• **EXERCISE**
Word for word, output the data that follows.

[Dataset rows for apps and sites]
+++++
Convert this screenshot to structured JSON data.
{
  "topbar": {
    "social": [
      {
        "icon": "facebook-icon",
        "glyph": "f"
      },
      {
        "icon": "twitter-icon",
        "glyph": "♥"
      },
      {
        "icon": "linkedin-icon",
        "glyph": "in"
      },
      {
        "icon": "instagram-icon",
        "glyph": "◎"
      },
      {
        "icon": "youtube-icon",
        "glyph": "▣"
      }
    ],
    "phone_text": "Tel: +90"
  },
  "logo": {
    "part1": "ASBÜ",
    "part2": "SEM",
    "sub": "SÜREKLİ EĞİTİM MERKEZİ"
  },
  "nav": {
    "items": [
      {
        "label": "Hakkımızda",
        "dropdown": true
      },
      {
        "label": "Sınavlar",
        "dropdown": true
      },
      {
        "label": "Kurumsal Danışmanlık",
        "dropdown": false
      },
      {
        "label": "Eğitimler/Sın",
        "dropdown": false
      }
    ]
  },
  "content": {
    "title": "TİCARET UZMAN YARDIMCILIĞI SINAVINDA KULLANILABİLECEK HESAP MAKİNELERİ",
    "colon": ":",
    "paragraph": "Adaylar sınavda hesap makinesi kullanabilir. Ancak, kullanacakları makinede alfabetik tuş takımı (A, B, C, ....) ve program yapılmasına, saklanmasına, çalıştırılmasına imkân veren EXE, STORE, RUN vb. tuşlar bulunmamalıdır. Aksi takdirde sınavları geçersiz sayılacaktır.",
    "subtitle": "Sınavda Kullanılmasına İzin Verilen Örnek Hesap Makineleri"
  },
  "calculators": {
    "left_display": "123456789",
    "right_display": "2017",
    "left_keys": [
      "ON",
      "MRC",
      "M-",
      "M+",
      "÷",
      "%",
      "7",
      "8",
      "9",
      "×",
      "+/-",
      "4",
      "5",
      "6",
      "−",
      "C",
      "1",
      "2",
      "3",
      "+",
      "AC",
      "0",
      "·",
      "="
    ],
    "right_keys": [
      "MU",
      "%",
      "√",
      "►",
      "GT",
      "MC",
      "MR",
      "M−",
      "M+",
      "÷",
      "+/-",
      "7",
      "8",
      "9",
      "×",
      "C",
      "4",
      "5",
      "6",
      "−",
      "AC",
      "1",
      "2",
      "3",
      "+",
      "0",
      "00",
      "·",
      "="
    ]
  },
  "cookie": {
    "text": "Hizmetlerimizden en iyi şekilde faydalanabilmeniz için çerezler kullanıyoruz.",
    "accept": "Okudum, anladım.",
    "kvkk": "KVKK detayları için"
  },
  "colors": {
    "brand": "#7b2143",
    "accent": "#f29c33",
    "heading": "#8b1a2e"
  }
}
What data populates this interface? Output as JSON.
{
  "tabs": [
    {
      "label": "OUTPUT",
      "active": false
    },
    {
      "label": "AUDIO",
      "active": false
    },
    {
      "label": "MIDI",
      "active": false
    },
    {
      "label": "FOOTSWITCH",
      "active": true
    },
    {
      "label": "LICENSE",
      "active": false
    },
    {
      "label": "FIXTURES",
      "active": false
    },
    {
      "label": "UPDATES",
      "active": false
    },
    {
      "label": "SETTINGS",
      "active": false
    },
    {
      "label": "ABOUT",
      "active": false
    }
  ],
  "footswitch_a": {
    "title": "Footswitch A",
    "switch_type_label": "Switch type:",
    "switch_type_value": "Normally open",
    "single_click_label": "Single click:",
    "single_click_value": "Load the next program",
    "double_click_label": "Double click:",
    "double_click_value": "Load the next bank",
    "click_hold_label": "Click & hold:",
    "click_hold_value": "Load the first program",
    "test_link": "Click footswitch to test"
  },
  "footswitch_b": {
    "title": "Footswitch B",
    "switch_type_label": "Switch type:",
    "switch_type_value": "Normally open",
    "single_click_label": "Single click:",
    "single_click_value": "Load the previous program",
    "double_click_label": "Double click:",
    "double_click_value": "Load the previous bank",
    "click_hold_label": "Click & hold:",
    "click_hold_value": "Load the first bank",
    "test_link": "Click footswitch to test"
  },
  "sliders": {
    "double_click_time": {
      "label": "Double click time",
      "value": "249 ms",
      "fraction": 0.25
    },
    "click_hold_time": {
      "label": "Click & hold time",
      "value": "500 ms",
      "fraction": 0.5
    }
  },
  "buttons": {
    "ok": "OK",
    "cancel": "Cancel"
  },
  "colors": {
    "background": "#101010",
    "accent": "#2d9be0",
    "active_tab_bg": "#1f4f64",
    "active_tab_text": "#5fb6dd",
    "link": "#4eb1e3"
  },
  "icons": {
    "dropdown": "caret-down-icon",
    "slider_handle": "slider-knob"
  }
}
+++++
• **REPLY TO THE EXERCISE**
Convert this screenshot to structured JSON data.
{
  "topbar": {
    "social": [
      {
        "icon": "facebook-icon",
        "glyph": "f"
      },
      {
        "icon": "twitter-icon",
        "glyph": "♥"
      },
      {
        "icon": "linkedin-icon",
        "glyph": "in"
      },
      {
        "icon": "instagram-icon",
        "glyph": "◎"
      },
      {
        "icon": "youtube-icon",
        "glyph": "▣"
      }
    ],
    "phone_text": "Tel: +90"
  },
  "logo": {
    "part1": "ASBÜ",
    "part2": "SEM",
    "sub": "SÜREKLİ EĞİTİM MERKEZİ"
  },
  "nav": {
    "items": [
      {
        "label": "Hakkımızda",
        "dropdown": true
      },
      {
        "label": "Sınavlar",
        "dropdown": true
      },
      {
        "label": "Kurumsal Danışmanlık",
        "dropdown": false
      },
      {
        "label": "Eğitimler/Sın",
        "dropdown": false
      }
    ]
  },
  "content": {
    "title": "TİCARET UZMAN YARDIMCILIĞI SINAVINDA KULLANILABİLECEK HESAP MAKİNELERİ",
    "colon": ":",
    "paragraph": "Adaylar sınavda hesap makinesi kullanabilir. Ancak, kullanacakları makinede alfabetik tuş takımı (A, B, C, ....) ve program yapılmasına, saklanmasına, çalıştırılmasına imkân veren EXE, STORE, RUN vb. tuşlar bulunmamalıdır. Aksi takdirde sınavları geçersiz sayılacaktır.",
    "subtitle": "Sınavda Kullanılmasına İzin Verilen Örnek Hesap Makineleri"
  },
  "calculators": {
    "left_display": "123456789",
    "right_display": "2017",
    "left_keys": [
      "ON",
      "MRC",
      "M-",
      "M+",
      "÷",
      "%",
      "7",
      "8",
      "9",
      "×",
      "+/-",
      "4",
      "5",
      "6",
      "−",
      "C",
      "1",
      "2",
      "3",
      "+",
      "AC",
      "0",
      "·",
      "="
    ],
    "right_keys": [
      "MU",
      "%",
      "√",
      "►",
      "GT",
      "MC",
      "MR",
      "M−",
      "M+",
      "÷",
      "+/-",
      "7",
      "8",
      "9",
      "×",
      "C",
      "4",
      "5",
      "6",
      "−",
      "AC",
      "1",
      "2",
      "3",
      "+",
      "0",
      "00",
      "·",
      "="
    ]
  },
  "cookie": {
    "text": "Hizmetlerimizden en iyi şekilde faydalanabilmeniz için çerezler kullanıyoruz.",
    "accept": "Okudum, anladım.",
    "kvkk": "KVKK detayları için"
  },
  "colors": {
    "brand": "#7b2143",
    "accent": "#f29c33",
    "heading": "#8b1a2e"
  }
}
What data populates this interface? Output as JSON.
{
  "tabs": [
    {
      "label": "OUTPUT",
      "active": false
    },
    {
      "label": "AUDIO",
      "active": false
    },
    {
      "label": "MIDI",
      "active": false
    },
    {
      "label": "FOOTSWITCH",
      "active": true
    },
    {
      "label": "LICENSE",
      "active": false
    },
    {
      "label": "FIXTURES",
      "active": false
    },
    {
      "label": "UPDATES",
      "active": false
    },
    {
      "label": "SETTINGS",
      "active": false
    },
    {
      "label": "ABOUT",
      "active": false
    }
  ],
  "footswitch_a": {
    "title": "Footswitch A",
    "switch_type_label": "Switch type:",
    "switch_type_value": "Normally open",
    "single_click_label": "Single click:",
    "single_click_value": "Load the next program",
    "double_click_label": "Double click:",
    "double_click_value": "Load the next bank",
    "click_hold_label": "Click & hold:",
    "click_hold_value": "Load the first program",
    "test_link": "Click footswitch to test"
  },
  "footswitch_b": {
    "title": "Footswitch B",
    "switch_type_label": "Switch type:",
    "switch_type_value": "Normally open",
    "single_click_label": "Single click:",
    "single_click_value": "Load the previous program",
    "double_click_label": "Double click:",
    "double_click_value": "Load the previous bank",
    "click_hold_label": "Click & hold:",
    "click_hold_value": "Load the first bank",
    "test_link": "Click footswitch to test"
  },
  "sliders": {
    "double_click_time": {
      "label": "Double click time",
      "value": "249 ms",
      "fraction": 0.25
    },
    "click_hold_time": {
      "label": "Click & hold time",
      "value": "500 ms",
      "fraction": 0.5
    }
  },
  "buttons": {
    "ok": "OK",
    "cancel": "Cancel"
  },
  "colors": {
    "background": "#101010",
    "accent": "#2d9be0",
    "active_tab_bg": "#1f4f64",
    "active_tab_text": "#5fb6dd",
    "link": "#4eb1e3"
  },
  "icons": {
    "dropdown": "caret-down-icon",
    "slider_handle": "slider-knob"
  }
}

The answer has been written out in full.